__PROBLEM TO WORK ON__
Please look for the string "Goal" below and report every line in which it occurs.

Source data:

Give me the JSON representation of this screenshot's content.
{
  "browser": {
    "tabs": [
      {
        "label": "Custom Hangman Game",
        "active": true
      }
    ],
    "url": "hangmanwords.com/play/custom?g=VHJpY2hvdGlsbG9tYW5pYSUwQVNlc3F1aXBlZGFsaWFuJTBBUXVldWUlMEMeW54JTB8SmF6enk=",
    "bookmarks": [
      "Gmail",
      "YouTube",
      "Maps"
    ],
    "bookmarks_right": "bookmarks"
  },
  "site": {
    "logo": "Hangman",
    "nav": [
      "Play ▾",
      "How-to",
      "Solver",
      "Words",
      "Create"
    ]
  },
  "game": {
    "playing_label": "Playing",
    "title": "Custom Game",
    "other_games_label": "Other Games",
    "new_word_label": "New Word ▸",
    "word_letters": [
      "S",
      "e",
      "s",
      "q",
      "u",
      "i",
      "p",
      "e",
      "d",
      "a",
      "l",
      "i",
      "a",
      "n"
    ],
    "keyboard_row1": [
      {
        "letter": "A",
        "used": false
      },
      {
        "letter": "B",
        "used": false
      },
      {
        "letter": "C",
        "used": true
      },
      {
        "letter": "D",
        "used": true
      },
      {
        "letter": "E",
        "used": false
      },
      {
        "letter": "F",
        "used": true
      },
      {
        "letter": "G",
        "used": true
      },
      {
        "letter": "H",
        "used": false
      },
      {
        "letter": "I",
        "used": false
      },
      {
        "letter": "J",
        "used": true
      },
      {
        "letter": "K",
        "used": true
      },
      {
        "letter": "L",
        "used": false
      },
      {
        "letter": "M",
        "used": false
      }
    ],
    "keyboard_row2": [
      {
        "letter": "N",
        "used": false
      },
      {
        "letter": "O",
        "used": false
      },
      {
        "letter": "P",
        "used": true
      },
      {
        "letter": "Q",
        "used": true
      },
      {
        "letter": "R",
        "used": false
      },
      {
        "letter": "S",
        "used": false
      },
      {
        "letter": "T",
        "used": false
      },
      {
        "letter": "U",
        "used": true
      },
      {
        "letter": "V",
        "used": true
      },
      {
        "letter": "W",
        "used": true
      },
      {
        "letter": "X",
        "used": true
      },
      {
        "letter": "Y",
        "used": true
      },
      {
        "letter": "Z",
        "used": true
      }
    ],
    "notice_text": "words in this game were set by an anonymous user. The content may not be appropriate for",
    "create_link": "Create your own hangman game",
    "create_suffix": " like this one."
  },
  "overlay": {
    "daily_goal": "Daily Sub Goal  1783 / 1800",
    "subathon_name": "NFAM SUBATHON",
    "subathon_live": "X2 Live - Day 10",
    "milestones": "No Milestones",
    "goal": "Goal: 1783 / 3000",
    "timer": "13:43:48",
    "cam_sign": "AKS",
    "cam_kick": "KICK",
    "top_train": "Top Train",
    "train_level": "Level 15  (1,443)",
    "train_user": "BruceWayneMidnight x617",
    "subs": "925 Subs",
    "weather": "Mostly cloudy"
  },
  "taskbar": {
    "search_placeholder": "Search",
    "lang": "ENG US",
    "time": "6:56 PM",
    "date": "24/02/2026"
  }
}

__RESPONSE__
    "daily_goal": "Daily Sub Goal  1783 / 1800",
    "goal": "Goal: 1783 / 3000",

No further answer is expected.